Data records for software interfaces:
▶

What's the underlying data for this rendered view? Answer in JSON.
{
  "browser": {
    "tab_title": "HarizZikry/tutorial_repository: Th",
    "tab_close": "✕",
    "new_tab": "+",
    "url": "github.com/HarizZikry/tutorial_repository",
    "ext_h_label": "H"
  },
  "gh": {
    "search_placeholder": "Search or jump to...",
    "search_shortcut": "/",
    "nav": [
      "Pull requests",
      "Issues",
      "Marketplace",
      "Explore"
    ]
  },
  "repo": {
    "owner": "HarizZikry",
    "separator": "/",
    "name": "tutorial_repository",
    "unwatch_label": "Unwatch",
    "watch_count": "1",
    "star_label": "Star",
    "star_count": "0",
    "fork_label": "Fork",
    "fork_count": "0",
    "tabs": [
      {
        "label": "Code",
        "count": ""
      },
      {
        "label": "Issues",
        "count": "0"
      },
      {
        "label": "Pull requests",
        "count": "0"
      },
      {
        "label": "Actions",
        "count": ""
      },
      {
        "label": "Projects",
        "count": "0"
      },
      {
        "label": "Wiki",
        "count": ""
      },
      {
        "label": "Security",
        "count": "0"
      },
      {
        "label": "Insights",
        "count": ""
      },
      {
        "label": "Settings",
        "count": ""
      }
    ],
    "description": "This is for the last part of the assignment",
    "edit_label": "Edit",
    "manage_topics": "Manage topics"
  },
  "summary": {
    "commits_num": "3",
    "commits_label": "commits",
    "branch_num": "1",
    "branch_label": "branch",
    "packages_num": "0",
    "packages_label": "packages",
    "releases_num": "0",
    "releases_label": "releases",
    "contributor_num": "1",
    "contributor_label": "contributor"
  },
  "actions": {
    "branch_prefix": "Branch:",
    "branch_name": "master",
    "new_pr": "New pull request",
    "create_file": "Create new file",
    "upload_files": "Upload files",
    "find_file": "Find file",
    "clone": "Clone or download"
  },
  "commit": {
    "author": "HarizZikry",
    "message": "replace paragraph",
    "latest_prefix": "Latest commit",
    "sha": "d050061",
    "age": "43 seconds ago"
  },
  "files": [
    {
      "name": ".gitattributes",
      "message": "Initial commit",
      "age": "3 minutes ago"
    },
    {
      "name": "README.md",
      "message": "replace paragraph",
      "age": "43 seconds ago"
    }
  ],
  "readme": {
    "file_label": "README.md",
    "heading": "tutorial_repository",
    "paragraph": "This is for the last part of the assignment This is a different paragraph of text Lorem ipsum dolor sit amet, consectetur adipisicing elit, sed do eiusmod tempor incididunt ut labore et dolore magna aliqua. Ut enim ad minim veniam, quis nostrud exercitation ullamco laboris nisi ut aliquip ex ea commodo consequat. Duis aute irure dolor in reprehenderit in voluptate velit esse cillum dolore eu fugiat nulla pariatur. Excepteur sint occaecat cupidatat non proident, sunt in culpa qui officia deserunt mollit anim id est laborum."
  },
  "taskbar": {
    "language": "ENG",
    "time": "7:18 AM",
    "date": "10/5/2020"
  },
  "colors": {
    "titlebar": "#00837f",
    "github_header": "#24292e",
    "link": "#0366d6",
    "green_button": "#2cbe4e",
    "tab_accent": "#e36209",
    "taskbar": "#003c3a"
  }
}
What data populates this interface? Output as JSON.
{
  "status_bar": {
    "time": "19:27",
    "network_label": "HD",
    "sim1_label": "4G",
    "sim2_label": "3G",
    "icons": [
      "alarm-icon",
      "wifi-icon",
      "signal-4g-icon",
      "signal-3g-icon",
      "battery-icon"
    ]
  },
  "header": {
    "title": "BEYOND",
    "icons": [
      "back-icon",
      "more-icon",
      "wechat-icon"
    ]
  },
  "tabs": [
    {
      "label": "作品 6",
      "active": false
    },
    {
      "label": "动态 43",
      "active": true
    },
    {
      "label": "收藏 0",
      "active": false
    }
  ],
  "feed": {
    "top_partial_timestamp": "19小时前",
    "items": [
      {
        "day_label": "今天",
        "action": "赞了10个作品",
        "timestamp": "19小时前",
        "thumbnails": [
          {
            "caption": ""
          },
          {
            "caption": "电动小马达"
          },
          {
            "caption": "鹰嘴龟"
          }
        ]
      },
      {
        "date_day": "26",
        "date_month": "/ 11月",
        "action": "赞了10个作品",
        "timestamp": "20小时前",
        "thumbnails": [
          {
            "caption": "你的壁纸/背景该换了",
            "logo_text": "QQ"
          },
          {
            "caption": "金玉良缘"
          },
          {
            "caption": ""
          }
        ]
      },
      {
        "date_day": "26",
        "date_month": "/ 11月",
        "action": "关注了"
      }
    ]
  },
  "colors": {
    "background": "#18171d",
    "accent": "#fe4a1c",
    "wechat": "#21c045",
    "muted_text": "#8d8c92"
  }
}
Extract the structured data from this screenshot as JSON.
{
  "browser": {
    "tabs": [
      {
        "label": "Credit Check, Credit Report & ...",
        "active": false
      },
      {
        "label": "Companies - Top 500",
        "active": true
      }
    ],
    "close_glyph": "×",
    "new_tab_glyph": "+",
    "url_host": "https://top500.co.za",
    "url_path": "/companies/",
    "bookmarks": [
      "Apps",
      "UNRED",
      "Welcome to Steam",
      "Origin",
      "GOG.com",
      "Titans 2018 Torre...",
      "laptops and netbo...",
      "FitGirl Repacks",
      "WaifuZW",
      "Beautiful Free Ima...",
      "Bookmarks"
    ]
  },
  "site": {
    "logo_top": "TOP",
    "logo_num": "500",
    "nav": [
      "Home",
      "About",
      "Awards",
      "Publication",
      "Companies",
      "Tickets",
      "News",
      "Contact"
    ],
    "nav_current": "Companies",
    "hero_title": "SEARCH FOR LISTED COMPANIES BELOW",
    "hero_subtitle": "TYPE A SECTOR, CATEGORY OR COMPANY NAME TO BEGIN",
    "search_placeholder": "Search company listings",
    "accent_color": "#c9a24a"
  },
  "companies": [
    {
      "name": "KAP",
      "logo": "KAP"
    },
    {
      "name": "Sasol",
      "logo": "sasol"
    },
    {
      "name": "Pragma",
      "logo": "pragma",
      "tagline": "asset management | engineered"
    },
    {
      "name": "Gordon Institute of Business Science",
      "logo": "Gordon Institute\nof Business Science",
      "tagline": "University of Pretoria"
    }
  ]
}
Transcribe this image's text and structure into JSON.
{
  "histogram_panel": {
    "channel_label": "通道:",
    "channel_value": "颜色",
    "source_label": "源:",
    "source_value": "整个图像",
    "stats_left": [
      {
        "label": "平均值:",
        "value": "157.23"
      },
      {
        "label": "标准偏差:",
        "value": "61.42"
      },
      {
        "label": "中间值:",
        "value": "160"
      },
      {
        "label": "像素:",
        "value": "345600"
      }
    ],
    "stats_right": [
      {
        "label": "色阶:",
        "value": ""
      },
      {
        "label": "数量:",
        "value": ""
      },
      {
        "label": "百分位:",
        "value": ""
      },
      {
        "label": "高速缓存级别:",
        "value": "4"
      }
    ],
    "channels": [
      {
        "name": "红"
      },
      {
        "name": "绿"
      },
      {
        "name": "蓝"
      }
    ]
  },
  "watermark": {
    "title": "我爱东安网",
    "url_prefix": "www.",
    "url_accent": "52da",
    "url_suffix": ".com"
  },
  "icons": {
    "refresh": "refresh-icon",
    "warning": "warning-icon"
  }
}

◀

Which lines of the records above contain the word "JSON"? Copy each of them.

What's the underlying data for this rendered view? Answer in JSON.
What data populates this interface? Output as JSON.
Extract the structured data from this screenshot as JSON.
Transcribe this image's text and structure into JSON.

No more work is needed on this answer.